Internet discussions usually descend into abuse within a few postings. Whether this is because people these days are less polite and restrained than they used to be, or because the internet allows them to publish their first reactions without the time to cool off that older means of communication entailed, I do not know; but the fact is that those who take part in such discussions seem to confuse insult with argument and are seldom able to keep to the point for very long.
Doctors, if the internet discussions that follow articles that appear in the New England Journal of Medicine are anything to go by, are better than average. Often, indeed, though not always, they employ rational argument. Perhaps there is something to be said after all for a long and rigorous education.
Not long ago there appeared an article in the NEJM throwing doubt on the wisdom and even the ethics of screening by mammography for early cancer of the breast. A Swiss commission examined the evidence for the benefits and found none, or some so slight that it hardly counted. The best estimate they could come up with was that mammography saved one life from breast cancer per 1000 women aged 50 who underwent screening, but that the all-cause death rate in the screened and unscreened was practically the same. Not only did many screened women undergo unnecessary operations and much radiotherapy for false positive results, but those who offered the screening were little more honest than second-hand car salesmen, in effect preying on the women’s complete misunderstanding of the supposed benefits of screening. Women believe that even with screening they are twenty times more likely to die of the disease than in fact they are; and they overestimate the benefits of screening by eighty times.
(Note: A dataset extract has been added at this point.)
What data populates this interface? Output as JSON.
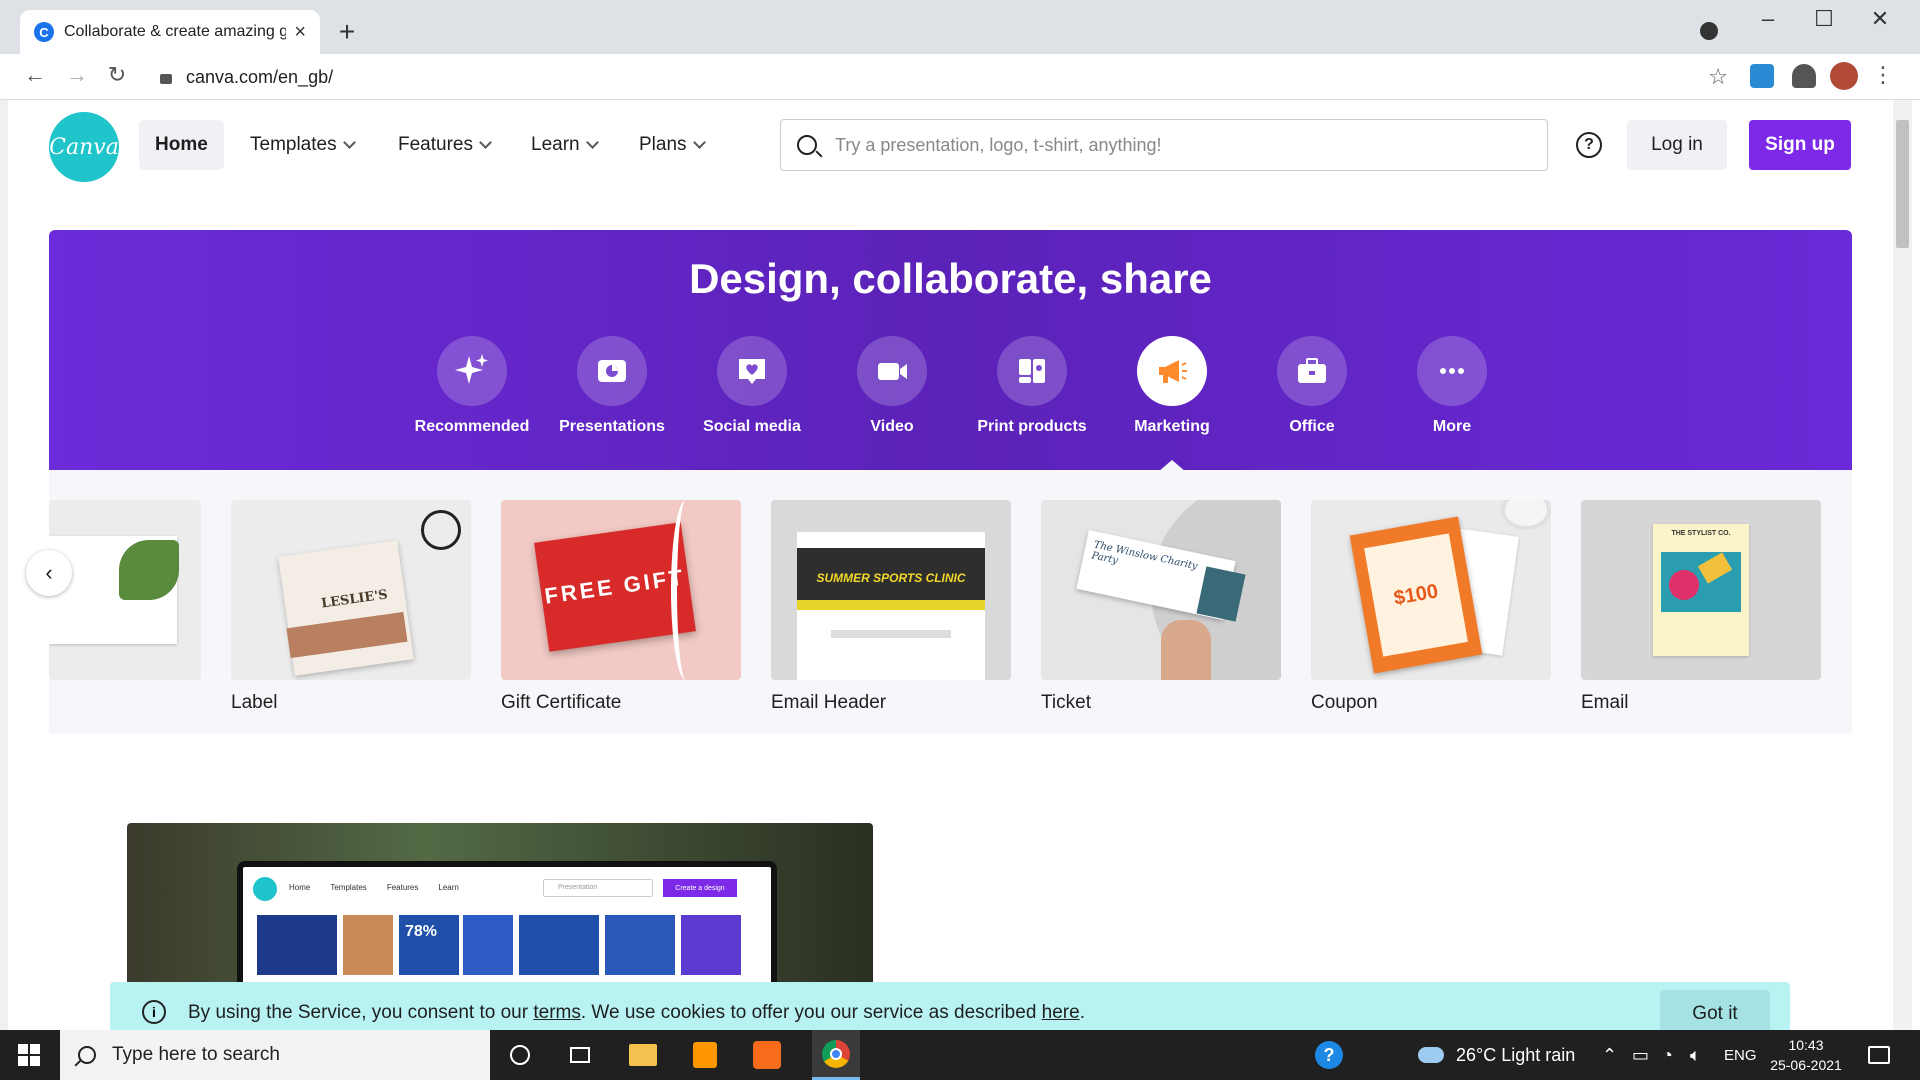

In the circumstances, then, the Swiss panel suggested that screening by mammography should be stopped forthwith.